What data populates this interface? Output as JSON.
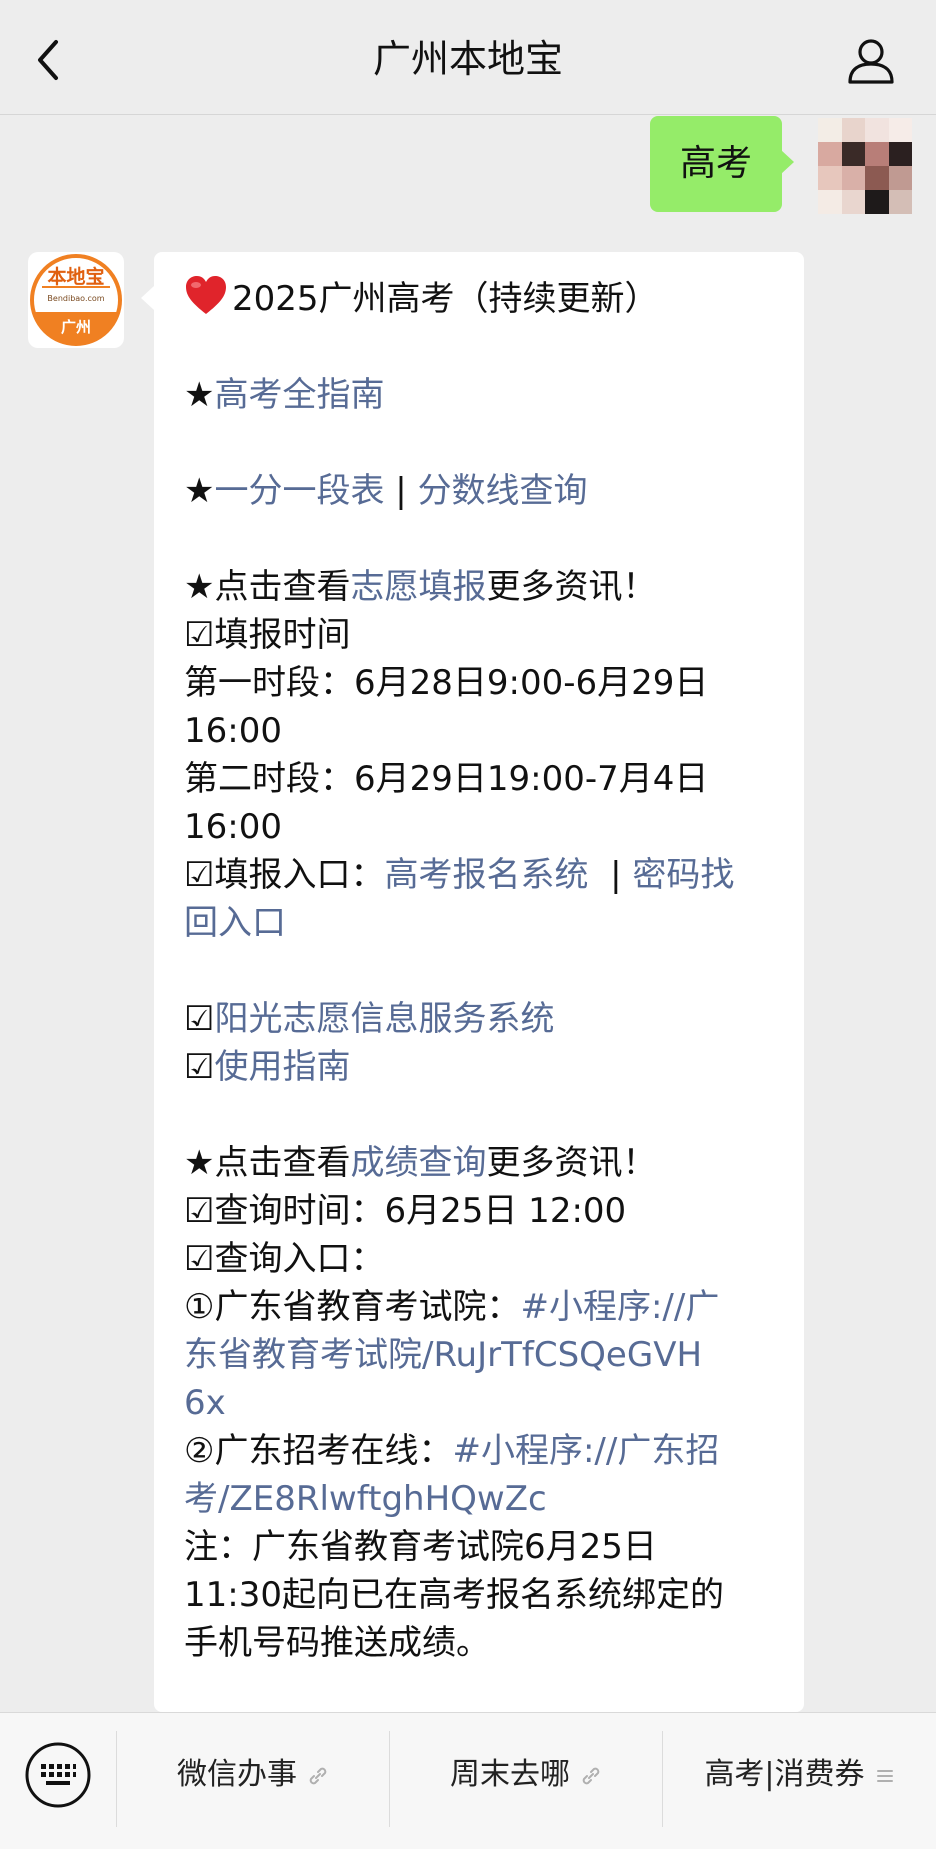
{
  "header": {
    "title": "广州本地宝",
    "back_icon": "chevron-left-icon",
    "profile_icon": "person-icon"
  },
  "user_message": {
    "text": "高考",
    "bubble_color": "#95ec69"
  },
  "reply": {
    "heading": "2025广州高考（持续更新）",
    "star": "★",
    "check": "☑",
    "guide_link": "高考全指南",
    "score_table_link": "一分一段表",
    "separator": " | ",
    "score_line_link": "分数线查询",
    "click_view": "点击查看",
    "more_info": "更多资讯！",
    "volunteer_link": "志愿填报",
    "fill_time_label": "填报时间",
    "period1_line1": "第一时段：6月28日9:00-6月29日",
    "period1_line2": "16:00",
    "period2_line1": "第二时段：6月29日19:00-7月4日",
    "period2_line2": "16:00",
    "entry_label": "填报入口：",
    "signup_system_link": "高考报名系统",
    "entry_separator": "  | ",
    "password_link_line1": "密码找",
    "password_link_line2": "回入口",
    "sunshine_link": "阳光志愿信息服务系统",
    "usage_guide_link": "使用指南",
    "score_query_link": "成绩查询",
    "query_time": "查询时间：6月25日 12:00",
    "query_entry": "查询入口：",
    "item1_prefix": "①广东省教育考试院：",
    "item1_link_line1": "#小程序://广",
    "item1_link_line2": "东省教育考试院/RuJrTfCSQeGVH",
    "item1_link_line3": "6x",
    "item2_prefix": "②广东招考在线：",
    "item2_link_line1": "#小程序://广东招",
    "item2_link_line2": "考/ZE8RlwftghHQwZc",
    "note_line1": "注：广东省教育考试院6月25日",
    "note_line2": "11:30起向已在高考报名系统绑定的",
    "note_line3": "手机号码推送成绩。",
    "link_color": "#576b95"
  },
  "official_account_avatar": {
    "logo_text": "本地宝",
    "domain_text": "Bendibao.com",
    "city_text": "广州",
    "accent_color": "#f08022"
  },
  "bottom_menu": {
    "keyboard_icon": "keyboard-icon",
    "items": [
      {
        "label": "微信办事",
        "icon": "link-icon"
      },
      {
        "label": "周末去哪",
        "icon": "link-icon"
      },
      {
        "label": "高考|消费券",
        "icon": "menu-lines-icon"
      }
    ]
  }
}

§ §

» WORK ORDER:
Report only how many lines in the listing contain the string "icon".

» SOLUTION TO THE EXERCISE:
6